They process several desirable properties such as wear resistance. Application similar to tin-based alloys. Good corrosion resistance. Represent the largest quantity of all metal cast. Tin-based alloys. Gray cast iron.4: a. Cast Irons. F. Ductile (nodular) iron.3.2 Ferrous Casting Alloys 1. and good machinability. 12. e. Niobium-2468o C. d. Low in strength. White cast iron.D. b. Compacted graphite iron. Tungsten-3410o C). c. High-temperature alloys Typically require temperature of up to 1650 for casting titanium and higher for refractory alloys (Molybdenum-2617o C. E. Maleable iron. and typically used for bearing surfaces. Lead-based alloys. 9 .6) – see Tables 12. Toxicity is a major drawback of lead. hardness. Special techniques are used to cast these alloys.3 & 12. Represent a family of alloys (section 4.

oil fields. Cast Stainless Steels. mining. and heavy constructions. Used in equipment for railroads. need to be heat treated to restore mechanical properties.2. Need high temperature to melt cast steels (up to 1650o). Cast Steels. Such products have high heat and corrosion resistance. and they can be heat treated and welded. 10 . chemical plants. Generally have long freezing ranges and high melting temperatures. Available in various compositions. specially in the chemical and food industry. Casting requires considerable experience. If welded. 3.

However. 11 . On the other hand. and effort – all of which also influence product cost. time. As shown in table 12. Heat treatment in an important part of the production of many alloys groups (especially ferrous castings) and may be necessary to produce improved mechanical properties. can justify the high cost of dies and machinery.4 Economics of Casting The cost of the cast part (unit cost) depends on several factors: including materials. cleaning. relatively little cost is involved in molds for sand casting. Costs also are involved in melting and pouring the molten metal into molds and in heat treating. tooling. molds for various processes and die-casting dies require expensive materials and a great deal of preparation. therefore.12. Sustained highproduction rates. There are also major costs involved in making patterns for casting. if the demand is relatively small. It then becomes more economical to manufacture the parts by sand casting. and labor.6. and inspecting the casting.

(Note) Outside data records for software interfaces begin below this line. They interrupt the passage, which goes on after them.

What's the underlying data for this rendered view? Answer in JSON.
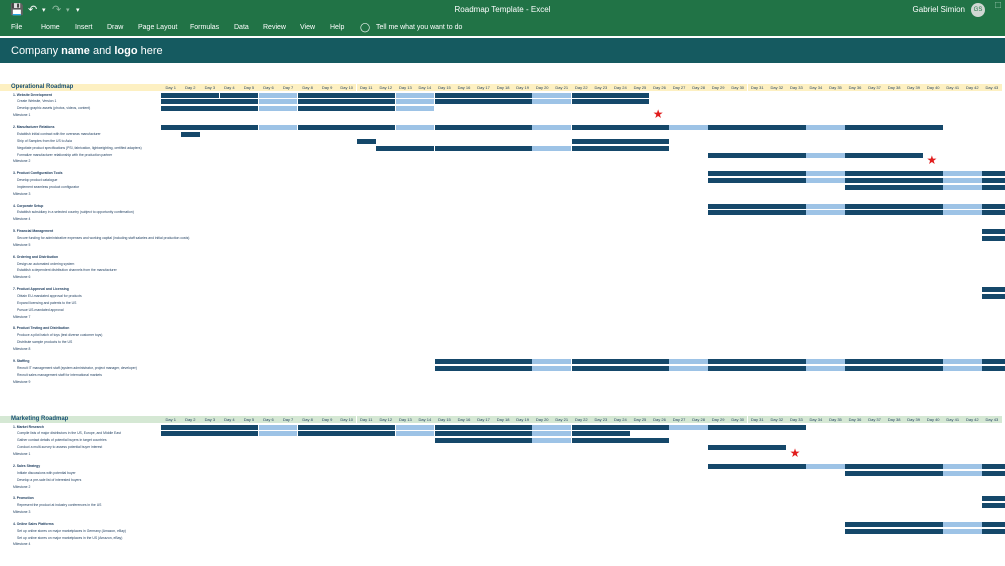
{
  "titlebar": {
    "doc_title": "Roadmap Template",
    "app_name": "Excel",
    "separator": "-",
    "user_name": "Gabriel Simion",
    "user_initials": "GS"
  },
  "ribbon": {
    "tabs": [
      "File",
      "Home",
      "Insert",
      "Draw",
      "Page Layout",
      "Formulas",
      "Data",
      "Review",
      "View",
      "Help"
    ],
    "tell_me": "Tell me what you want to do"
  },
  "header": {
    "company_pre": "Company ",
    "company_name": "name",
    "company_mid": " and ",
    "company_logo": "logo",
    "company_post": " here"
  },
  "days": [
    "Day 1",
    "Day 2",
    "Day 3",
    "Day 4",
    "Day 5",
    "Day 6",
    "Day 7",
    "Day 8",
    "Day 9",
    "Day 10",
    "Day 11",
    "Day 12",
    "Day 13",
    "Day 14",
    "Day 15",
    "Day 16",
    "Day 17",
    "Day 18",
    "Day 19",
    "Day 20",
    "Day 21",
    "Day 22",
    "Day 23",
    "Day 24",
    "Day 25",
    "Day 26",
    "Day 27",
    "Day 28",
    "Day 29",
    "Day 30",
    "Day 31",
    "Day 32",
    "Day 33",
    "Day 34",
    "Day 35",
    "Day 36",
    "Day 37",
    "Day 38",
    "Day 39",
    "Day 40",
    "Day 41",
    "Day 42",
    "Day 43"
  ],
  "sections": [
    {
      "title": "Operational Roadmap",
      "header_color": "#fdf0c2",
      "rows": [
        {
          "type": "cat",
          "label": "1. Website Development",
          "bars": [
            [
              1,
              3,
              "dark"
            ],
            [
              4,
              5,
              "dark"
            ],
            [
              6,
              7,
              "light"
            ],
            [
              8,
              12,
              "dark"
            ],
            [
              13,
              14,
              "light"
            ],
            [
              15,
              19,
              "dark"
            ],
            [
              20,
              21,
              "light"
            ],
            [
              22,
              25,
              "dark"
            ]
          ]
        },
        {
          "type": "task",
          "label": "Create Website, Version 1",
          "bars": [
            [
              1,
              5,
              "dark"
            ],
            [
              6,
              7,
              "light"
            ],
            [
              8,
              12,
              "dark"
            ],
            [
              13,
              14,
              "light"
            ],
            [
              15,
              19,
              "dark"
            ],
            [
              20,
              21,
              "light"
            ],
            [
              22,
              25,
              "dark"
            ]
          ]
        },
        {
          "type": "task",
          "label": "Develop graphic assets (photos, videos, content)",
          "bars": [
            [
              1,
              5,
              "dark"
            ],
            [
              6,
              7,
              "light"
            ],
            [
              8,
              12,
              "dark"
            ],
            [
              13,
              14,
              "light"
            ]
          ]
        },
        {
          "type": "ms",
          "label": "Milestone 1",
          "bars": [],
          "star": 26
        },
        {
          "type": "gap"
        },
        {
          "type": "cat",
          "label": "2. Manufacturer Relations",
          "bars": [
            [
              1,
              5,
              "dark"
            ],
            [
              6,
              7,
              "light"
            ],
            [
              8,
              12,
              "dark"
            ],
            [
              13,
              14,
              "light"
            ],
            [
              15,
              19,
              "dark"
            ],
            [
              20,
              21,
              "light"
            ],
            [
              22,
              26,
              "dark"
            ],
            [
              27,
              28,
              "light"
            ],
            [
              29,
              33,
              "dark"
            ],
            [
              34,
              35,
              "light"
            ],
            [
              36,
              40,
              "dark"
            ]
          ]
        },
        {
          "type": "task",
          "label": "Establish initial contract with the overseas manufacturer",
          "bars": [
            [
              2,
              2,
              "dark"
            ]
          ]
        },
        {
          "type": "task",
          "label": "Ship of Samples from the US to Asia",
          "bars": [
            [
              11,
              11,
              "dark"
            ],
            [
              22,
              26,
              "dark"
            ]
          ]
        },
        {
          "type": "task",
          "label": "Negotiate product specifications (PSI, fabrication, lightweighting, certified adapters)",
          "bars": [
            [
              12,
              14,
              "dark"
            ],
            [
              15,
              19,
              "dark"
            ],
            [
              20,
              21,
              "light"
            ],
            [
              22,
              26,
              "dark"
            ]
          ]
        },
        {
          "type": "task",
          "label": "Formalize manufacturer relationship with the production partner",
          "bars": [
            [
              29,
              33,
              "dark"
            ],
            [
              34,
              35,
              "light"
            ],
            [
              36,
              39,
              "dark"
            ]
          ]
        },
        {
          "type": "ms",
          "label": "Milestone 2",
          "bars": [],
          "star": 40
        },
        {
          "type": "gap"
        },
        {
          "type": "cat",
          "label": "3. Product Configuration Tools",
          "bars": [
            [
              29,
              33,
              "dark"
            ],
            [
              34,
              35,
              "light"
            ],
            [
              36,
              40,
              "dark"
            ],
            [
              41,
              42,
              "light"
            ],
            [
              43,
              44,
              "dark"
            ]
          ]
        },
        {
          "type": "task",
          "label": "Develop product catalogue",
          "bars": [
            [
              29,
              33,
              "dark"
            ],
            [
              34,
              35,
              "light"
            ],
            [
              36,
              40,
              "dark"
            ],
            [
              41,
              42,
              "light"
            ],
            [
              43,
              44,
              "dark"
            ]
          ]
        },
        {
          "type": "task",
          "label": "Implement seamless product configurator",
          "bars": [
            [
              36,
              40,
              "dark"
            ],
            [
              41,
              42,
              "light"
            ],
            [
              43,
              44,
              "dark"
            ]
          ]
        },
        {
          "type": "ms",
          "label": "Milestone 3",
          "bars": []
        },
        {
          "type": "gap"
        },
        {
          "type": "cat",
          "label": "4. Corporate Setup",
          "bars": [
            [
              29,
              33,
              "dark"
            ],
            [
              34,
              35,
              "light"
            ],
            [
              36,
              40,
              "dark"
            ],
            [
              41,
              42,
              "light"
            ],
            [
              43,
              44,
              "dark"
            ]
          ]
        },
        {
          "type": "task",
          "label": "Establish subsidiary in a selected country (subject to opportunity confirmation)",
          "bars": [
            [
              29,
              33,
              "dark"
            ],
            [
              34,
              35,
              "light"
            ],
            [
              36,
              40,
              "dark"
            ],
            [
              41,
              42,
              "light"
            ],
            [
              43,
              44,
              "dark"
            ]
          ]
        },
        {
          "type": "ms",
          "label": "Milestone 4",
          "bars": []
        },
        {
          "type": "gap"
        },
        {
          "type": "cat",
          "label": "5. Financial Management",
          "bars": [
            [
              43,
              44,
              "dark"
            ]
          ]
        },
        {
          "type": "task",
          "label": "Secure funding for administrative expenses and working capital (including staff salaries and initial production costs)",
          "bars": [
            [
              43,
              44,
              "dark"
            ]
          ]
        },
        {
          "type": "ms",
          "label": "Milestone 5",
          "bars": []
        },
        {
          "type": "gap"
        },
        {
          "type": "cat",
          "label": "6. Ordering and Distribution",
          "bars": []
        },
        {
          "type": "task",
          "label": "Design an automated ordering system",
          "bars": []
        },
        {
          "type": "task",
          "label": "Establish a dependent distribution channels from the manufacturer",
          "bars": []
        },
        {
          "type": "ms",
          "label": "Milestone 6",
          "bars": []
        },
        {
          "type": "gap"
        },
        {
          "type": "cat",
          "label": "7. Product Approval and Licensing",
          "bars": [
            [
              43,
              44,
              "dark"
            ]
          ]
        },
        {
          "type": "task",
          "label": "Obtain EU-mandated approval for products",
          "bars": [
            [
              43,
              44,
              "dark"
            ]
          ]
        },
        {
          "type": "task",
          "label": "Expand licensing and patents to the US",
          "bars": []
        },
        {
          "type": "task",
          "label": "Pursue US-mandated approval",
          "bars": []
        },
        {
          "type": "ms",
          "label": "Milestone 7",
          "bars": []
        },
        {
          "type": "gap"
        },
        {
          "type": "cat",
          "label": "8. Product Testing and Distribution",
          "bars": []
        },
        {
          "type": "task",
          "label": "Produce a pilot batch of toys (test diverse customer toys)",
          "bars": []
        },
        {
          "type": "task",
          "label": "Distribute sample products to the US",
          "bars": []
        },
        {
          "type": "ms",
          "label": "Milestone 8",
          "bars": []
        },
        {
          "type": "gap"
        },
        {
          "type": "cat",
          "label": "9. Staffing",
          "bars": [
            [
              15,
              19,
              "dark"
            ],
            [
              20,
              21,
              "light"
            ],
            [
              22,
              26,
              "dark"
            ],
            [
              27,
              28,
              "light"
            ],
            [
              29,
              33,
              "dark"
            ],
            [
              34,
              35,
              "light"
            ],
            [
              36,
              40,
              "dark"
            ],
            [
              41,
              42,
              "light"
            ],
            [
              43,
              44,
              "dark"
            ]
          ]
        },
        {
          "type": "task",
          "label": "Recruit IT management staff (system administrator, project manager, developer)",
          "bars": [
            [
              15,
              19,
              "dark"
            ],
            [
              20,
              21,
              "light"
            ],
            [
              22,
              26,
              "dark"
            ],
            [
              27,
              28,
              "light"
            ],
            [
              29,
              33,
              "dark"
            ],
            [
              34,
              35,
              "light"
            ],
            [
              36,
              40,
              "dark"
            ],
            [
              41,
              42,
              "light"
            ],
            [
              43,
              44,
              "dark"
            ]
          ]
        },
        {
          "type": "task",
          "label": "Recruit sales management staff for international markets",
          "bars": []
        },
        {
          "type": "ms",
          "label": "Milestone 9",
          "bars": []
        }
      ]
    },
    {
      "title": "Marketing Roadmap",
      "header_color": "#d5e8d4",
      "rows": [
        {
          "type": "cat",
          "label": "1. Market Research",
          "bars": [
            [
              1,
              5,
              "dark"
            ],
            [
              6,
              7,
              "light"
            ],
            [
              8,
              12,
              "dark"
            ],
            [
              13,
              14,
              "light"
            ],
            [
              15,
              19,
              "dark"
            ],
            [
              20,
              21,
              "light"
            ],
            [
              22,
              26,
              "dark"
            ],
            [
              27,
              28,
              "light"
            ],
            [
              29,
              33,
              "dark"
            ]
          ]
        },
        {
          "type": "task",
          "label": "Compile lists of major distributors in the US, Europe, and Middle East",
          "bars": [
            [
              1,
              5,
              "dark"
            ],
            [
              6,
              7,
              "light"
            ],
            [
              8,
              12,
              "dark"
            ],
            [
              13,
              14,
              "light"
            ],
            [
              15,
              19,
              "dark"
            ],
            [
              20,
              21,
              "light"
            ],
            [
              22,
              24,
              "dark"
            ]
          ]
        },
        {
          "type": "task",
          "label": "Gather contact details of potential buyers in target countries",
          "bars": [
            [
              15,
              19,
              "dark"
            ],
            [
              20,
              21,
              "light"
            ],
            [
              22,
              26,
              "dark"
            ]
          ]
        },
        {
          "type": "task",
          "label": "Conduct a multi-survey to assess potential buyer interest",
          "bars": [
            [
              29,
              32,
              "dark"
            ]
          ]
        },
        {
          "type": "ms",
          "label": "Milestone 1",
          "bars": [],
          "star": 33
        },
        {
          "type": "gap"
        },
        {
          "type": "cat",
          "label": "2. Sales Strategy",
          "bars": [
            [
              29,
              33,
              "dark"
            ],
            [
              34,
              35,
              "light"
            ],
            [
              36,
              40,
              "dark"
            ],
            [
              41,
              42,
              "light"
            ],
            [
              43,
              44,
              "dark"
            ]
          ]
        },
        {
          "type": "task",
          "label": "Initiate discussions with potential buyer",
          "bars": [
            [
              36,
              40,
              "dark"
            ],
            [
              41,
              42,
              "light"
            ],
            [
              43,
              44,
              "dark"
            ]
          ]
        },
        {
          "type": "task",
          "label": "Develop a pre-sale list of interested buyers",
          "bars": []
        },
        {
          "type": "ms",
          "label": "Milestone 2",
          "bars": []
        },
        {
          "type": "gap"
        },
        {
          "type": "cat",
          "label": "3. Promotion",
          "bars": [
            [
              43,
              44,
              "dark"
            ]
          ]
        },
        {
          "type": "task",
          "label": "Represent the product at industry conferences in the US",
          "bars": [
            [
              43,
              44,
              "dark"
            ]
          ]
        },
        {
          "type": "ms",
          "label": "Milestone 3",
          "bars": []
        },
        {
          "type": "gap"
        },
        {
          "type": "cat",
          "label": "4. Online Sales Platforms",
          "bars": [
            [
              36,
              40,
              "dark"
            ],
            [
              41,
              42,
              "light"
            ],
            [
              43,
              44,
              "dark"
            ]
          ]
        },
        {
          "type": "task",
          "label": "Set up online stores on major marketplaces in Germany (Amazon, eBay)",
          "bars": [
            [
              36,
              40,
              "dark"
            ],
            [
              41,
              42,
              "light"
            ],
            [
              43,
              44,
              "dark"
            ]
          ]
        },
        {
          "type": "task",
          "label": "Set up online stores on major marketplaces in the US (Amazon, eBay)",
          "bars": []
        },
        {
          "type": "ms",
          "label": "Milestone 4",
          "bars": []
        }
      ]
    }
  ]
}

Preparations for casting a product include the production of molds and dies that require raw materials. the cost-per-casting increases rapidly. equipment. The equipment cost per casting will decrease as the number of parts cast increase.